It’s easy to confuse credit card fraud with identity theft, but they’re not the same thing. Let’s take a quick look at how they’re different.
Credit Card Fraud vs. Identity Theft
Credit card fraud is a potential consequence of identity theft. Here, a thief steals your credit card information and then makes purchases in a store or online. Most credit card companies have a liability limit of $50. This means that even if a thief has charged thousands of dollars to your card, you’d likely only have to pay $50. More often than not, credit card companies simply wipe out any charges that are the result of fraud.
In contrast, identity theft involves much more than a few fraudulent charges. Identity thieves can steal your personal information to open a new line of credit, open a new credit card, or obtain a false ID in your name. Unlike credit card fraud, there’s no liability limit. That means you might end up paying for all the damage caused by an identity thief.
Catching The Thief

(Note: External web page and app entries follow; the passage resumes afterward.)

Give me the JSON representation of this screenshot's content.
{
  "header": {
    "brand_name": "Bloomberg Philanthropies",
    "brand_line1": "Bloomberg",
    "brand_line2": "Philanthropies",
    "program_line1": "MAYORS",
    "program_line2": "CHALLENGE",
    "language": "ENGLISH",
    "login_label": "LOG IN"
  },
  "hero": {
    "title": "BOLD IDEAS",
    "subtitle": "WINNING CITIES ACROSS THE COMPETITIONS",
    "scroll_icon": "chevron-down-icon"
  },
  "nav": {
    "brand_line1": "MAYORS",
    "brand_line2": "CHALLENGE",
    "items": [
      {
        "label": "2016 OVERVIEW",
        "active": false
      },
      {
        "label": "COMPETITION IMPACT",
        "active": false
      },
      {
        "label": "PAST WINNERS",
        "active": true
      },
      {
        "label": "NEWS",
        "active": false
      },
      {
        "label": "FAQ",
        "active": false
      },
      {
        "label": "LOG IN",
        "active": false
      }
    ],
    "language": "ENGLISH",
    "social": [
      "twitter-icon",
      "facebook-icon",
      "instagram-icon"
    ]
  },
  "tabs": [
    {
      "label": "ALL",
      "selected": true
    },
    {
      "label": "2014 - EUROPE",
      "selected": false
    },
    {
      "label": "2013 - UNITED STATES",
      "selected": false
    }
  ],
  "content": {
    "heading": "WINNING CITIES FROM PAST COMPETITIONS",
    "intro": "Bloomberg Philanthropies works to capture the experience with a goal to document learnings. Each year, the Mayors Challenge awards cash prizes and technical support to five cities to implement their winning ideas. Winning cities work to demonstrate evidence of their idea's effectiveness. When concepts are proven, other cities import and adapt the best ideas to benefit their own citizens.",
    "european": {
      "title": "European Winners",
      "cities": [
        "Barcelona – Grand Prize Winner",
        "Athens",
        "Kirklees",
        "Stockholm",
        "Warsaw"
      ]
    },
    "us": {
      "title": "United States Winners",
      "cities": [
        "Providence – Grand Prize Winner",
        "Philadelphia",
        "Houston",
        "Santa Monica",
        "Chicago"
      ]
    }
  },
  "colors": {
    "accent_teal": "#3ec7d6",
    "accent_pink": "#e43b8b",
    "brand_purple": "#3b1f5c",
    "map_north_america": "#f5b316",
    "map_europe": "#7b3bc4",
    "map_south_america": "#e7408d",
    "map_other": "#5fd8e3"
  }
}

Credit card fraud can often be caught early, if you have the appropriate protections in place. In some cases, a credit card company will raise an alarm if transactions look suspicious. For instance, you might live in Boston, so a bunch of charges in Bogota would cause some red flags to pop up. And remember, credit card theft can happen when a wallet gets lost or stolen, but it can also happen when your information is taken without your permission (at a restaurant, in a store, or online through an unsecured site), while your card is safety tucked away in your wallet.
Identity theft can take a variety of other forms, from thieves stealing your medical information to get free healthcare to hackers using your personal info for opening new lines of credit. The tactics employed in these types of identity theft are sophisticated and go well beyond someone trying to pay for jewelry with your stolen credit card number. And it’s often impossible to catch them on the early side. There are a number of real identity theft stories that detail more about various methods and approaches to compromising personal and sensitive information.
Another major difference between credit card fraud and identity theft is impact. When a thief has a stolen credit card number, he or she can potentially max out that account and may even open other credit cards. Fortunately, there are many fraud prevention measures in the credit industry designed to limit the damage of this fraud.
But with identity theft, the impact can be much greater, lasting for years or even decades. With some types of identity theft, such as medical identity theft, you may not realize you’re a victim until you get a call from a collections agency. By then, the identity theft may be so embedded in your personal records that it feels like taking on a part-time job just to clear your name. You’ll not only deal with whatever bills are in collection, but also credit bureaus, lenders, other financial institutions and possibly even law enforcement.
Remember to Safeguard Yourself
In the end, it is important to remember that credit card theft is still a part of identity theft. This means that those alerts from your credit card company could be early warning signs that your identity has been compromised completely. Make sure you’re safeguarding yourself against any level of danger, whether it’s just an annoyance or a large-scale risk. Take the time to understand what proactive credit monitoring services can do to help safeguard your sensitive financial information. IdentityForce’s identity theft protection services offer tools to lock down your personal information, so you can protect your identity like a pro.